** Opening DATA FOR PROCESSING block **

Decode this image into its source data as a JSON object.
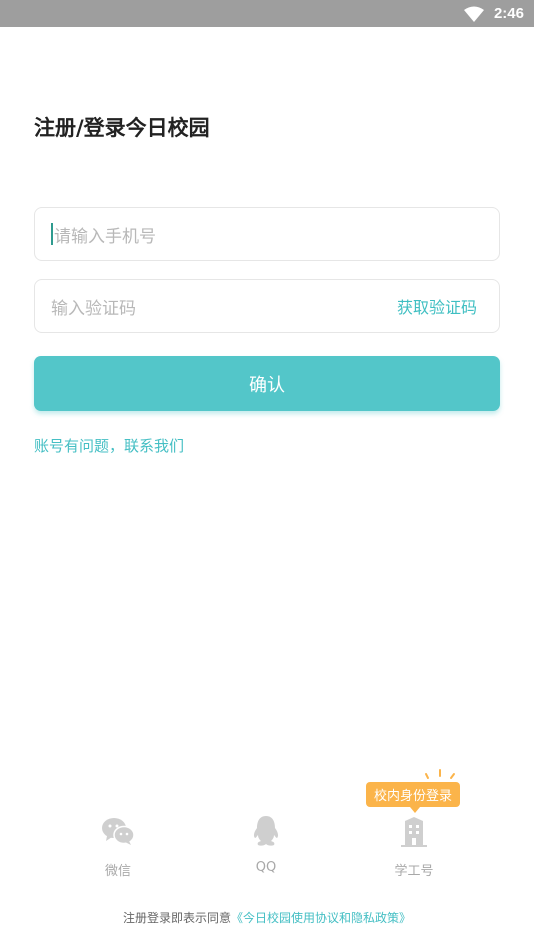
{
  "status_bar": {
    "time": "2:46",
    "icons": [
      "wifi-icon",
      "battery-icon"
    ]
  },
  "title": "注册/登录今日校园",
  "phone_input": {
    "placeholder": "请输入手机号"
  },
  "code_input": {
    "placeholder": "输入验证码",
    "get_code_label": "获取验证码"
  },
  "confirm_button": "确认",
  "help_link": "账号有问题，联系我们",
  "badge": "校内身份登录",
  "login_options": [
    {
      "label": "微信",
      "icon": "wechat-icon"
    },
    {
      "label": "QQ",
      "icon": "qq-icon"
    },
    {
      "label": "学工号",
      "icon": "building-icon"
    }
  ],
  "agreement": {
    "prefix": "注册登录即表示同意",
    "policy": "《今日校园使用协议和隐私政策》"
  },
  "colors": {
    "accent": "#53c6c9",
    "link": "#45bfc4",
    "badge": "#fbb44a",
    "status_bar": "#9e9e9e"
  }
}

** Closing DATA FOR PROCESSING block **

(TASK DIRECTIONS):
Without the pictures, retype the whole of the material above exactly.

(ANSWER FOR THE TASK):
Decode this image into its source data as a JSON object.
{
  "status_bar": {
    "time": "2:46",
    "icons": [
      "wifi-icon",
      "battery-icon"
    ]
  },
  "title": "注册/登录今日校园",
  "phone_input": {
    "placeholder": "请输入手机号"
  },
  "code_input": {
    "placeholder": "输入验证码",
    "get_code_label": "获取验证码"
  },
  "confirm_button": "确认",
  "help_link": "账号有问题，联系我们",
  "badge": "校内身份登录",
  "login_options": [
    {
      "label": "微信",
      "icon": "wechat-icon"
    },
    {
      "label": "QQ",
      "icon": "qq-icon"
    },
    {
      "label": "学工号",
      "icon": "building-icon"
    }
  ],
  "agreement": {
    "prefix": "注册登录即表示同意",
    "policy": "《今日校园使用协议和隐私政策》"
  },
  "colors": {
    "accent": "#53c6c9",
    "link": "#45bfc4",
    "badge": "#fbb44a",
    "status_bar": "#9e9e9e"
  }
}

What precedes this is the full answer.